Print Edition - 2017-11-22 | MONEY
EasyJet annual profit slides 30 percent
Nov 22, 2017-EasyJet’s annual net profit slumped by almost one third on strong competition and a Brexit-fuelled slump in the pound, the British no-frills airline revealed on Tuesday.
But its share price was up 5.6 percent at 1,349 pence in mid-morning deals on a positive outlook, according to analysts.
Profit after tax slumped 30 percent to £305 million ($404 million, 344 million euros) in the 12 months to September 30 compared with a year earlier, EasyJet said in an earnings statement.

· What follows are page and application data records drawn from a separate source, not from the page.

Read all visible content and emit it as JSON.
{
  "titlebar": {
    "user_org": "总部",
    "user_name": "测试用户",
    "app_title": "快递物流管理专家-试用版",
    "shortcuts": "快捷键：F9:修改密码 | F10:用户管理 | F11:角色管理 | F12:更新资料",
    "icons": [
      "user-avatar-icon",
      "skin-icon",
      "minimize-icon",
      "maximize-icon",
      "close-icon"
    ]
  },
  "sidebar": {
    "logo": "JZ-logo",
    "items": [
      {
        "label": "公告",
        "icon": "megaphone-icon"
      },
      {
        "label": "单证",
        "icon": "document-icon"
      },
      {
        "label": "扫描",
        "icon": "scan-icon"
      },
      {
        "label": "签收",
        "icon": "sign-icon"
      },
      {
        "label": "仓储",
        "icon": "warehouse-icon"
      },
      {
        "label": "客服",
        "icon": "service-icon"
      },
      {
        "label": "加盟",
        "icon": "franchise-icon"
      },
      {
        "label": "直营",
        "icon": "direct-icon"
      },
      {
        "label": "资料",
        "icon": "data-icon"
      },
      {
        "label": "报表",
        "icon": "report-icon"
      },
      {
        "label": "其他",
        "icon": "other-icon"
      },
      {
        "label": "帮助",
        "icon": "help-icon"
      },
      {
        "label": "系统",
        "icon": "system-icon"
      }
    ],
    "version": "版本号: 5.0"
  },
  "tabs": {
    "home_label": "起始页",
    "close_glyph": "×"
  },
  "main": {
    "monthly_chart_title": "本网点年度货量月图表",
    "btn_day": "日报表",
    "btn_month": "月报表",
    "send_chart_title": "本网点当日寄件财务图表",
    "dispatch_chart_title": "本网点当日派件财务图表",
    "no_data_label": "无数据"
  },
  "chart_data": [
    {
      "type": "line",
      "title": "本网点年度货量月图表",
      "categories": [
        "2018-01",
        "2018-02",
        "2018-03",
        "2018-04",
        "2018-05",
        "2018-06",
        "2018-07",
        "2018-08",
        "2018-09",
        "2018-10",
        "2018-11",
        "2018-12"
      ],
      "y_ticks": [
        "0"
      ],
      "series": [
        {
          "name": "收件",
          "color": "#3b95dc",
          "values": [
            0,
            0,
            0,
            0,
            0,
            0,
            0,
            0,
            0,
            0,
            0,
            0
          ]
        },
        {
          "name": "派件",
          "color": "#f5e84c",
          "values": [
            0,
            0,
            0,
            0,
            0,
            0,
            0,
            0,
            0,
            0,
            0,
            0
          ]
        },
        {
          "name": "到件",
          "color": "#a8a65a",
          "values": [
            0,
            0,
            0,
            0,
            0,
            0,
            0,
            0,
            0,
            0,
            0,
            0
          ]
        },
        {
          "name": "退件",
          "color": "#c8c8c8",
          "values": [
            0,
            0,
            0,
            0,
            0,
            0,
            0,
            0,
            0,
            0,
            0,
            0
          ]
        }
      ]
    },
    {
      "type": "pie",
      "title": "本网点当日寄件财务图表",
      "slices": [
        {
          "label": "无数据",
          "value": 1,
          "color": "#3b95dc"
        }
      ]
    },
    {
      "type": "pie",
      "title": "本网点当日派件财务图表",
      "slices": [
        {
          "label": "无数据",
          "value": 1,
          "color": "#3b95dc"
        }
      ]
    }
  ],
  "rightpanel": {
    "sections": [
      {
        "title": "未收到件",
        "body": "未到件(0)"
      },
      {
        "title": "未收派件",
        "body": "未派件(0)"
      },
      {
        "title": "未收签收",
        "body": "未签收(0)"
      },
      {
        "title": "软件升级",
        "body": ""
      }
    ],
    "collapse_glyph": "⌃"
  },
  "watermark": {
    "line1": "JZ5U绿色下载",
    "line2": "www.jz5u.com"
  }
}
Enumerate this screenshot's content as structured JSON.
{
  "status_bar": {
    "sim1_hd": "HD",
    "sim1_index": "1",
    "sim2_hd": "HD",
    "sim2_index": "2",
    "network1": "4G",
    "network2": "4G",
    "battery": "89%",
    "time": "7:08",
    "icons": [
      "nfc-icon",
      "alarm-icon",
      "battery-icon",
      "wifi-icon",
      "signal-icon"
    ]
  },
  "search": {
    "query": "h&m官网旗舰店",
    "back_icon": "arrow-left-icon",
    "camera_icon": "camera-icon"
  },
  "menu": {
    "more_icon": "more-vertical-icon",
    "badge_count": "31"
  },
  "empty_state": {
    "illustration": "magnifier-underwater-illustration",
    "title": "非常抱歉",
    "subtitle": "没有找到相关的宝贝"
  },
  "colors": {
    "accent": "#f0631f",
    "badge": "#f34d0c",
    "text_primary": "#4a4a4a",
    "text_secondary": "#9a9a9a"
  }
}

The company took a hit of £101 million owing to sterling’s retreat, which made dollar-priced jet fuel more expensive. At the same time however, a relatively low oil-price environment resulted in airlines cutting ticket prices, ramping up competition across the industry and further hurting EasyJet’s bottom line. EasyJet pointed to “an aggressive pricing environment which saw (its) net ticket revenue per seat fall by 7.8 percent at constant currency”. The group added that total revenue grew eight percent to £5.05 billion in its financial year, while pre-tax profit was down 17 percent.

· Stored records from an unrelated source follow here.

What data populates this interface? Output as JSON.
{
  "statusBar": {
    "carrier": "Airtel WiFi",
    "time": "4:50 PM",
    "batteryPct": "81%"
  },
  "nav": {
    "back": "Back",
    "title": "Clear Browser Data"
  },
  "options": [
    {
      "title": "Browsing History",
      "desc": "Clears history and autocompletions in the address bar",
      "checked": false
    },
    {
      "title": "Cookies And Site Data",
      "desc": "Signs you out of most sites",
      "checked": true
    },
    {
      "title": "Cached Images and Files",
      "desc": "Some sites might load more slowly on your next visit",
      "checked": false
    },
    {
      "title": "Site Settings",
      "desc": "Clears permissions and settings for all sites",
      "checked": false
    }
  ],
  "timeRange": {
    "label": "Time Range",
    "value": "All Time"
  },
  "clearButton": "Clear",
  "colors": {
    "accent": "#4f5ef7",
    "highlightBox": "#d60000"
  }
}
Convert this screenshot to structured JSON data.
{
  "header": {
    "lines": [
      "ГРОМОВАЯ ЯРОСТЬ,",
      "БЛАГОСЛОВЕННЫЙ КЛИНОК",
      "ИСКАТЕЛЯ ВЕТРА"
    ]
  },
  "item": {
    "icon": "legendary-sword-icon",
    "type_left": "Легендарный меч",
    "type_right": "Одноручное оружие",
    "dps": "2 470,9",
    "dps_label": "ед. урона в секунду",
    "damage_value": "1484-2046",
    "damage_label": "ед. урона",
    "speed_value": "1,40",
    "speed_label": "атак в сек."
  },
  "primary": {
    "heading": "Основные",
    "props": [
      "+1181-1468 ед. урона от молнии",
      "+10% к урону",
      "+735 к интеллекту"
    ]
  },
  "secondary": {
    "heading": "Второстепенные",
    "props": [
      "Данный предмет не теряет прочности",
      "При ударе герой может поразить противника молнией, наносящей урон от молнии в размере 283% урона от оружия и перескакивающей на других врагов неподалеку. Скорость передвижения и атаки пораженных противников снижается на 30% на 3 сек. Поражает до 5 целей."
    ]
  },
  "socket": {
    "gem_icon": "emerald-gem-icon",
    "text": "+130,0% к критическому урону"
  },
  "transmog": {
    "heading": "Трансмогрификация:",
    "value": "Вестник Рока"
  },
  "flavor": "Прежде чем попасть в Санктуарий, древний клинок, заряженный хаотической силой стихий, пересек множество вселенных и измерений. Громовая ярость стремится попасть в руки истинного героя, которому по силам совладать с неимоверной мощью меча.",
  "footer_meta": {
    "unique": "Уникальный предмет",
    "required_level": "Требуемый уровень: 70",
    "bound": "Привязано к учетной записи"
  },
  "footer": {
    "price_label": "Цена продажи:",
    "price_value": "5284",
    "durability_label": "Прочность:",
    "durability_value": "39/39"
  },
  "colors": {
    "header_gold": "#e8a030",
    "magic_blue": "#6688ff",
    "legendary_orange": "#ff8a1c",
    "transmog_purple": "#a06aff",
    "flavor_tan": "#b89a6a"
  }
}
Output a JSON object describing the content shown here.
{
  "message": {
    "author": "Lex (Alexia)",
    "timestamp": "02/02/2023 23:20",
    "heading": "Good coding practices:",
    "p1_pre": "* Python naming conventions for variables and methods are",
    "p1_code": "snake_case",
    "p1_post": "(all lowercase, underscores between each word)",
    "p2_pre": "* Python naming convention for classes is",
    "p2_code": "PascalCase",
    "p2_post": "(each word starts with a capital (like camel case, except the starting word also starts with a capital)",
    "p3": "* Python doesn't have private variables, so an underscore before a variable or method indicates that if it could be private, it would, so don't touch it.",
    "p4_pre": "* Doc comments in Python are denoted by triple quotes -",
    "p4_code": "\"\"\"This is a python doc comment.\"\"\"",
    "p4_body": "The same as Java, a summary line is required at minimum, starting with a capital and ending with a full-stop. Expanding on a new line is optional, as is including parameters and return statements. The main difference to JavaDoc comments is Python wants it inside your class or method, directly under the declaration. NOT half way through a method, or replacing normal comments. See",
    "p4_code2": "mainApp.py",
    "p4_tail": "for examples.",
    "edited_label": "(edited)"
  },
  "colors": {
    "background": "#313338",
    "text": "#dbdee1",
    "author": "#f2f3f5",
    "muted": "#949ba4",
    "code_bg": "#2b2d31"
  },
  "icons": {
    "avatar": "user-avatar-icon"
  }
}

“EasyJet delivered a robust performance during a difficult year for the aviation industry, flying a record 80 million passengers,” said the carrier’s outgoing chief executive Carolyn McCall, who announced her upcoming departure in July.
Looking ahead, Tuesday’s earnings update provided “signs of a break in the clouds”, noted George Salmon, equity analyst at stockbroker Hargreaves Lansdown.

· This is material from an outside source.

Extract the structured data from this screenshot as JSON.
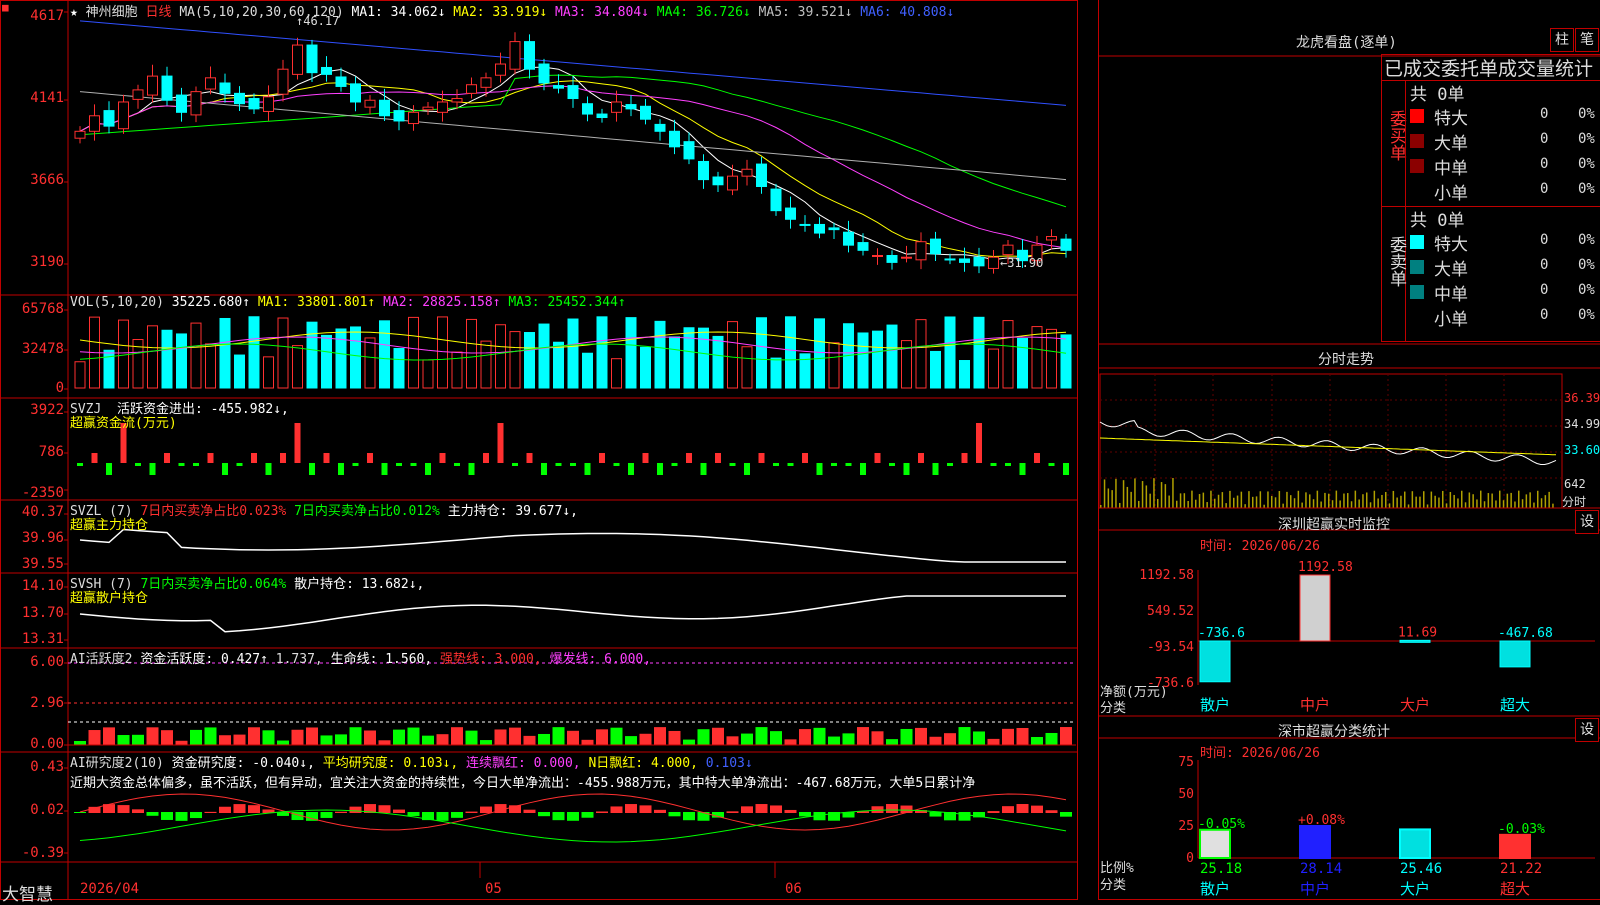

“Forward reservations are up on last year, and the trend for rising costs and lower prices is set to reverse in the coming months,” he added.
EasyJet is set to benefit also from the collapse last month of British short-haul carrier Monarch, as well as its recent part-purchase of bankrupt Air Berlin.
EasyJet is meanwhile among several airlines to have submitted bids for a slice of Italy’s ailing Alitalia.
It has been a tough few months for the no-frills sector, with Ryanair cancelling thousands of flights largely owing to a pilots shortage.
Published: 22-11-2017 08:21